Saturday, April 26

What Do You Like to Write?

Since the beginning of time  I have heard the advice "Write what you know"  and like most writers have tried to figure out how to translate that into something readable. 

Until today.

I came across a rough draft of a story I wrote after seeing the dismal Tim Burton movie of the old TV series  "Dark Shadows'".  While every remake of the series has been a rehash of the same material, mine had the characters wander into new territory. I looked at the material and had an epiphany.

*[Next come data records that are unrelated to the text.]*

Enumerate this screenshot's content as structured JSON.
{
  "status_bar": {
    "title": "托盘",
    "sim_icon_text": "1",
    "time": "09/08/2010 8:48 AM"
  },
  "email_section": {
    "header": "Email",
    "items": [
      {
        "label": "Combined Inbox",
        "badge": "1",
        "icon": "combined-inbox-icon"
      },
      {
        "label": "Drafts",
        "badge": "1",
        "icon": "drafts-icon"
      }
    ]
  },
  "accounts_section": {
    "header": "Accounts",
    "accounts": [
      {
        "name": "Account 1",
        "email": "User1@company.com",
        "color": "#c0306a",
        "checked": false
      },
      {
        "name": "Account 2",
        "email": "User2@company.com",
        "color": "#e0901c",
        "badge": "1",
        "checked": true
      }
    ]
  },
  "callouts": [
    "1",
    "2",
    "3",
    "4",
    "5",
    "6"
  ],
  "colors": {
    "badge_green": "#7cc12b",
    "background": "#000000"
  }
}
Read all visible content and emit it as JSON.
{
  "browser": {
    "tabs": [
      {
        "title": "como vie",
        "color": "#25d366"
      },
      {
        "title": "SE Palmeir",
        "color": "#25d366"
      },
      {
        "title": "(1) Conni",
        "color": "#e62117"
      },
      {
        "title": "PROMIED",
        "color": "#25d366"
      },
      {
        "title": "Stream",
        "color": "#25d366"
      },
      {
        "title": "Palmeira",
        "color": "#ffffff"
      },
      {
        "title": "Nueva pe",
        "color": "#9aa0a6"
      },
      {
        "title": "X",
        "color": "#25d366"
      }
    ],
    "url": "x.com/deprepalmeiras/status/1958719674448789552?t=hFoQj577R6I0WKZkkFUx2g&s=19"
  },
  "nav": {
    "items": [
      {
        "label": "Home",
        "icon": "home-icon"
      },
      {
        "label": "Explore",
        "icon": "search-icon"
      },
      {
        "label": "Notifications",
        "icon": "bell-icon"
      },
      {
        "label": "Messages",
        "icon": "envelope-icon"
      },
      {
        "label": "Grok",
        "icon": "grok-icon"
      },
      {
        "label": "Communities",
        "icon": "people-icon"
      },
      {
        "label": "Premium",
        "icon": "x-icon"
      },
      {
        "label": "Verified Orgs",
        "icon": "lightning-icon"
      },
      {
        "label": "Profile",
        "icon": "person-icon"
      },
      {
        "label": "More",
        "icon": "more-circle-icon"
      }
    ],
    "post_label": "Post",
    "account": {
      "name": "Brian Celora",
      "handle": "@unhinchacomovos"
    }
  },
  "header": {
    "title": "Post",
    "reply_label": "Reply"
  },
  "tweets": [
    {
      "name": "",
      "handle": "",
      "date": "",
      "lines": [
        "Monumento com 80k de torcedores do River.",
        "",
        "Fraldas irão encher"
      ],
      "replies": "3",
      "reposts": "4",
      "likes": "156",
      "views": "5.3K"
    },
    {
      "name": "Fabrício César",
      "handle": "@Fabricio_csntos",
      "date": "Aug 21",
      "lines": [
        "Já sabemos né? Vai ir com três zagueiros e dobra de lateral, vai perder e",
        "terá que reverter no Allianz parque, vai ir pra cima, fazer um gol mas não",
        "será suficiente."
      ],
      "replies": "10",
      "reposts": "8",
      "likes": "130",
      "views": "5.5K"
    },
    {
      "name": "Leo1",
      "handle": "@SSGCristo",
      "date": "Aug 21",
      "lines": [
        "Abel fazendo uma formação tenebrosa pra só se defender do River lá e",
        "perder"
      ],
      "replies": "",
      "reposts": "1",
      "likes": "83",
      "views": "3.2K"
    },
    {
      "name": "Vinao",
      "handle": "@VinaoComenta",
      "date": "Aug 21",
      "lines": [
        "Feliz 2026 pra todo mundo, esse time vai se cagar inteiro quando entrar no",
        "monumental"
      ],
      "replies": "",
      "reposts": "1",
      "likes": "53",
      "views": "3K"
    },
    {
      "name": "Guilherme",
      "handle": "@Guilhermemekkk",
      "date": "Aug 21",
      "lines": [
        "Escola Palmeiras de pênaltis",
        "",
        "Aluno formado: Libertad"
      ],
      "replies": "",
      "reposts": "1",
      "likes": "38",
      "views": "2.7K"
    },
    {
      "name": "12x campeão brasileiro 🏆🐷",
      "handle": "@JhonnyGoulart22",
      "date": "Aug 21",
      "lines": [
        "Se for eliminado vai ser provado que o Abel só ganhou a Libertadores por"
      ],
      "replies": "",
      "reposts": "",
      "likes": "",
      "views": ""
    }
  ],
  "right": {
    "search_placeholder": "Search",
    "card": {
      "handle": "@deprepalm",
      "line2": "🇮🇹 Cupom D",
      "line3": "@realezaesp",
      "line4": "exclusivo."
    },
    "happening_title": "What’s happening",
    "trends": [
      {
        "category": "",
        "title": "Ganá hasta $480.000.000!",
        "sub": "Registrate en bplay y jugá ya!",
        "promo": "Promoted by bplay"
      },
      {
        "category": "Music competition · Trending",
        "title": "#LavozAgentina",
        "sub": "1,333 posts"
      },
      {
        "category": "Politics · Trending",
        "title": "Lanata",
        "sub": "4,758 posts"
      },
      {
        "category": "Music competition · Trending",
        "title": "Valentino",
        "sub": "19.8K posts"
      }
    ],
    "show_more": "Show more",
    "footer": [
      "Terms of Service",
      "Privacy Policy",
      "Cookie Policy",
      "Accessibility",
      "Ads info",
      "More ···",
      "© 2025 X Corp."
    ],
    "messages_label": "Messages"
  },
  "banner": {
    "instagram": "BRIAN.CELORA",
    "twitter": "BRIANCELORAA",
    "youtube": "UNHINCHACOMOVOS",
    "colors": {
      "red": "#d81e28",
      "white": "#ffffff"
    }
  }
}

Forget that old advice- fellow writers. Write what you like. That's where inspiration comes from because, let's face it, most of us know nothing. My life and experiences don't mean beans to me but my flights of fancy are much richer. I like science that's why I did well at it in school and still enthralled by new discoveries. I never liked politics so I wrote fantasy and sci-fi for years not political thrillers. 

I write what I like. I like wondering what would happen if I were plunked down in an alien world or what it's like to battle a dragon or, in my recent novel, what is it like to be a firefighter with superpowers. Some people lead interesting lives, that's why I read biographies. Some of us imagine interesting lives. that's what I write.

Likewise is the advice show don't tell. Excuse me? We have story tellers. " Tell me a story" is the classic request. You don't show a joke, you tell one. Writing a novel is like telling a joke.

A dragon walks into a bar ( the set up) and orders a boiler maker. The bartender gives him one and says " That will be ten bucks." The dragon pays ( main theme). The bartender says 
" We don't get many dragons in here."  ( the climax) The dragon replies, " At these prices I'm not surprised." ( the resolution).

There's showing but there's also telling, remember that kiddies.

Screw the rules and the traditional advice . Write what you like-- with passion. Make sure it's something you enjoy and others will enjoy it too because it's real and honest.

1 comment:

TJ Carter said...

Yes! Thank you! I recently came across this quote from author Joe Haldeman:

"Bad books on writing tell you to 'WRITE WHAT YOU KNOW,' a solemn and totally false adage that is the reason there are so many mediocre novels about English professors contemplating adultery."